Excerpted from Forty-One Objects: Prose Poems by Carsten René Nielsen
Published by The Bitter Oleander Press, 2020.
Copyright © 2020 by Carsten René Nielsen, translated by David Keplinger.
All rights reserved.
Reproduced by Poetry Daily with permission.
Carsten René Nielsen: Born in 1966, Carsten René Nielsen is a Danish poet and the author of eleven books of poetry and one book of flash fiction. He has won the Michael Strunge poetry prize, and three of his books have been translated into English: The World Cut Out with Crooked Scissors (New Issues, 2007), House Inspections (BOA, 2011), and Forty-One Objects (Bitter Oleander, 2019), recently longlisted for the 2020 National Translation Award in Poetry from the American Literary Translator’s Association. He lives in Aarhus.
David Keplinger: David Keplinger is the author of six books of poetry, most recently Another City (2018), which was awarded the 2019 UNT Rilke Prize, and The Long Answer: New and Selected Poems (2020). He is the recipient of the 2020 Emily Dickinson Award from the Poetry Society of America. He teaches at American University in Washington, D.C.
"One of the first Carsten René Nielsen poems I translated, now almost twenty years ago, was a little gem called 'X-Ray': 'She uses the tail of a fish skeleton as a fan. Musical tones pour out of her ears and float through the air like droplets; it is a room with no gravity.

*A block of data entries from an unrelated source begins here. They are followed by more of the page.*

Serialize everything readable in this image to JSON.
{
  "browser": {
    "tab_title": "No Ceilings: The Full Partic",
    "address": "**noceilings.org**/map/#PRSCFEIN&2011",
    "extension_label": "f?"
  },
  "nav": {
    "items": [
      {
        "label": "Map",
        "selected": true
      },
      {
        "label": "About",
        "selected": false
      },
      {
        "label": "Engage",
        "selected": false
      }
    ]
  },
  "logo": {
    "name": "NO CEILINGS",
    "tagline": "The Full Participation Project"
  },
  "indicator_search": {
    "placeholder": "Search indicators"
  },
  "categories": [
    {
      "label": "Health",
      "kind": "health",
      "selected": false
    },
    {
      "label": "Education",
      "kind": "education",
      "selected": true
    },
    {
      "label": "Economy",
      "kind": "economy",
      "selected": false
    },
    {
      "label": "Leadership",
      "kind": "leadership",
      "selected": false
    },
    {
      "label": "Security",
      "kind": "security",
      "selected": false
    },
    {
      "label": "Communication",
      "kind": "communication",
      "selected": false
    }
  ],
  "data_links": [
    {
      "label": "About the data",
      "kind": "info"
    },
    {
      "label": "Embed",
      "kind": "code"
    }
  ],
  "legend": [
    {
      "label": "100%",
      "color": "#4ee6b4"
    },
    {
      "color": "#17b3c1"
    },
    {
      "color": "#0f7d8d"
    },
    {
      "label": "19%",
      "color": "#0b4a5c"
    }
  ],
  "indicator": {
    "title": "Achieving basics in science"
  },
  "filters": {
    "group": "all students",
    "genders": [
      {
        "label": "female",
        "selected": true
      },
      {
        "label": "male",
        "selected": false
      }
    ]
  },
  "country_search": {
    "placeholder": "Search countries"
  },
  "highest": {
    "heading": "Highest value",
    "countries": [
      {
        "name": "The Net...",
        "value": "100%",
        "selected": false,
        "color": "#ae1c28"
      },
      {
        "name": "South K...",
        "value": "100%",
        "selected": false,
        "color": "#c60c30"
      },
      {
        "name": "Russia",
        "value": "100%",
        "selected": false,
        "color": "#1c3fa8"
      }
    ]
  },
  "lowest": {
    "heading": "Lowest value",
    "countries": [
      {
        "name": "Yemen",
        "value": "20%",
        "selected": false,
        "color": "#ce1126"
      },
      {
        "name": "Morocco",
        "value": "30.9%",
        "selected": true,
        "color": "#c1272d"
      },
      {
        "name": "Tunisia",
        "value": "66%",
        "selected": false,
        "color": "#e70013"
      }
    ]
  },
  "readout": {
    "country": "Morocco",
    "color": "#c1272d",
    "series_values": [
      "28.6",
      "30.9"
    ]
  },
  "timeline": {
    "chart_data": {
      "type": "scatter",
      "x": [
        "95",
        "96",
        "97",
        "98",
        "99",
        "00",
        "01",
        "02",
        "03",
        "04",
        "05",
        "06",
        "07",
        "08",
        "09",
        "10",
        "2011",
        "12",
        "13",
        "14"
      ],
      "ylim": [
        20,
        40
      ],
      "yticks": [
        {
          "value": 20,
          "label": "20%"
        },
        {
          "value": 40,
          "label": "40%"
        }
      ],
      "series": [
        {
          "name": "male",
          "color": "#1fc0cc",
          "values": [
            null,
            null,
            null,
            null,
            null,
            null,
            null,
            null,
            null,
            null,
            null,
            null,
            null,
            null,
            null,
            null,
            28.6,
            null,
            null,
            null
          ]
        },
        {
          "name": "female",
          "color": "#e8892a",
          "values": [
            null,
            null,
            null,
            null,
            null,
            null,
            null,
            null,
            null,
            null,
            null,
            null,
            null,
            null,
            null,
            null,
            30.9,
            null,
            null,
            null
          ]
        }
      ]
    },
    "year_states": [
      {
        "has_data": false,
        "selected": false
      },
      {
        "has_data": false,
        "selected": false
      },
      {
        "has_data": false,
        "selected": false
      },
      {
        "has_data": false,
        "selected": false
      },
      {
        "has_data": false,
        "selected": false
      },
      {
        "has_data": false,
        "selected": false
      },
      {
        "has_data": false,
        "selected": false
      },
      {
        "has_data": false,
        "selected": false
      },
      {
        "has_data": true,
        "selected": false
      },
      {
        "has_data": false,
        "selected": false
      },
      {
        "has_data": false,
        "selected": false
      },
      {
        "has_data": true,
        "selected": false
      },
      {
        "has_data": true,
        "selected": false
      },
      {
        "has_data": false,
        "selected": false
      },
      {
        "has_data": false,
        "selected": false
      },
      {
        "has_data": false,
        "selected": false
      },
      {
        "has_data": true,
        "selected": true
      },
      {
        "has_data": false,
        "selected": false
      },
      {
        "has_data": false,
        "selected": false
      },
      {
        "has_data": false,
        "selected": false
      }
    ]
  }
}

She dances slowly in place with her three most important tubes: the spine, and the windpipe, and the arms, which work as a balancing rod. Together they form three white lines in the dark. Her face is not seen.'"
—from David Keplinger's introduction